━━ DATASET CONTENT ━━
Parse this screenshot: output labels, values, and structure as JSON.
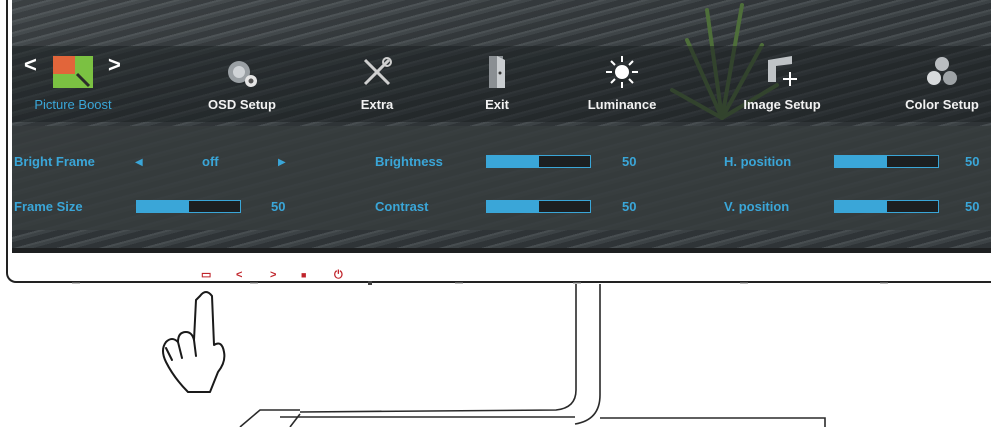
{
  "menu": {
    "nav_left": "<",
    "nav_right": ">",
    "items": [
      {
        "label": "Picture Boost",
        "icon": "picture-boost-icon",
        "active": true
      },
      {
        "label": "OSD Setup",
        "icon": "osd-setup-icon"
      },
      {
        "label": "Extra",
        "icon": "extra-tools-icon"
      },
      {
        "label": "Exit",
        "icon": "exit-door-icon"
      },
      {
        "label": "Luminance",
        "icon": "luminance-sun-icon"
      },
      {
        "label": "Image Setup",
        "icon": "image-setup-icon"
      },
      {
        "label": "Color Setup",
        "icon": "color-setup-icon"
      }
    ]
  },
  "settings": {
    "bright_frame": {
      "label": "Bright Frame",
      "value": "off"
    },
    "frame_size": {
      "label": "Frame Size",
      "value": "50",
      "level": 0.5
    },
    "brightness": {
      "label": "Brightness",
      "value": "50",
      "level": 0.5
    },
    "contrast": {
      "label": "Contrast",
      "value": "50",
      "level": 0.5
    },
    "h_position": {
      "label": "H. position",
      "value": "50",
      "level": 0.5
    },
    "v_position": {
      "label": "V. position",
      "value": "50",
      "level": 0.5
    }
  },
  "bezel_buttons": [
    {
      "glyph": "▭",
      "icon": "menu-button-icon"
    },
    {
      "glyph": "<",
      "icon": "left-button-icon"
    },
    {
      "glyph": ">",
      "icon": "right-button-icon"
    },
    {
      "glyph": "■",
      "icon": "source-button-icon"
    },
    {
      "glyph": "⏻",
      "icon": "power-button-icon"
    }
  ],
  "colors": {
    "accent": "#3aa6d8",
    "button_red": "#c0242b"
  }
}
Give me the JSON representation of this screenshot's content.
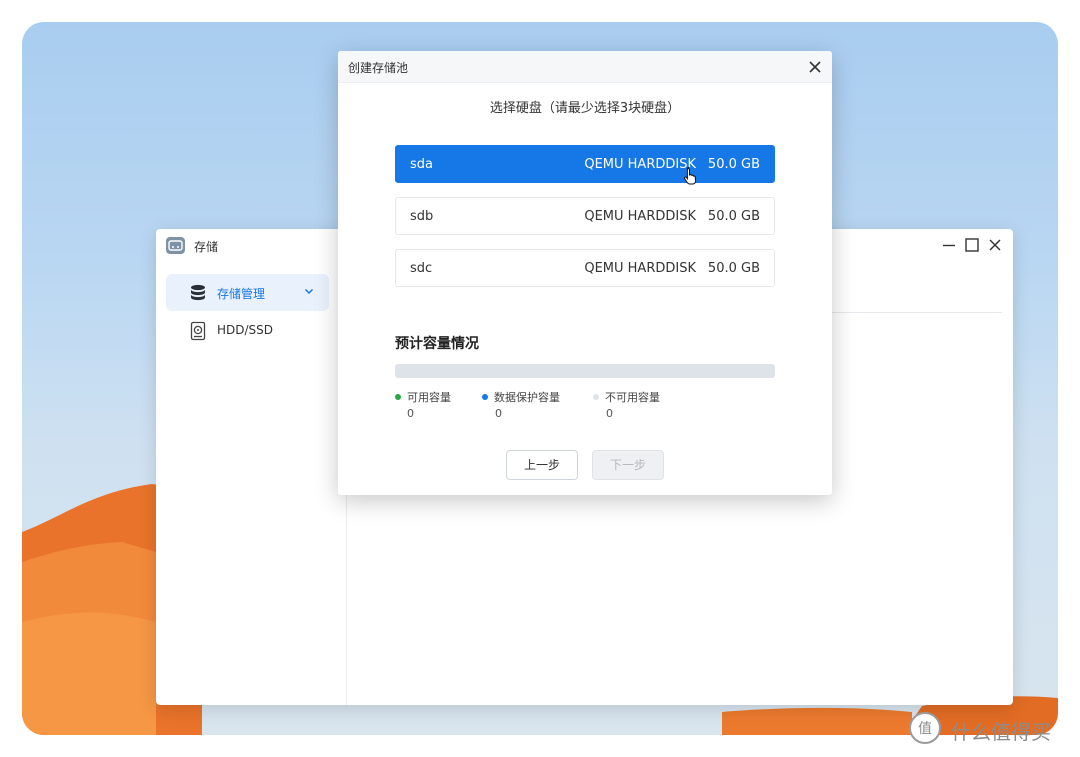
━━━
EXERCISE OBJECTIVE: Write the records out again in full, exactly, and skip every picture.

TASK RESULT:
Parse this screenshot: output labels, values, and structure as JSON.
{
  "menu": {
    "nav_left": "<",
    "nav_right": ">",
    "items": [
      {
        "label": "Picture Boost",
        "icon": "picture-boost-icon",
        "active": true
      },
      {
        "label": "OSD Setup",
        "icon": "osd-setup-icon"
      },
      {
        "label": "Extra",
        "icon": "extra-tools-icon"
      },
      {
        "label": "Exit",
        "icon": "exit-door-icon"
      },
      {
        "label": "Luminance",
        "icon": "luminance-sun-icon"
      },
      {
        "label": "Image Setup",
        "icon": "image-setup-icon"
      },
      {
        "label": "Color Setup",
        "icon": "color-setup-icon"
      }
    ]
  },
  "settings": {
    "bright_frame": {
      "label": "Bright Frame",
      "value": "off"
    },
    "frame_size": {
      "label": "Frame Size",
      "value": "50",
      "level": 0.5
    },
    "brightness": {
      "label": "Brightness",
      "value": "50",
      "level": 0.5
    },
    "contrast": {
      "label": "Contrast",
      "value": "50",
      "level": 0.5
    },
    "h_position": {
      "label": "H. position",
      "value": "50",
      "level": 0.5
    },
    "v_position": {
      "label": "V. position",
      "value": "50",
      "level": 0.5
    }
  },
  "bezel_buttons": [
    {
      "glyph": "▭",
      "icon": "menu-button-icon"
    },
    {
      "glyph": "<",
      "icon": "left-button-icon"
    },
    {
      "glyph": ">",
      "icon": "right-button-icon"
    },
    {
      "glyph": "■",
      "icon": "source-button-icon"
    },
    {
      "glyph": "⏻",
      "icon": "power-button-icon"
    }
  ],
  "colors": {
    "accent": "#3aa6d8",
    "button_red": "#c0242b"
  }
}
Give me the JSON representation of this screenshot's content.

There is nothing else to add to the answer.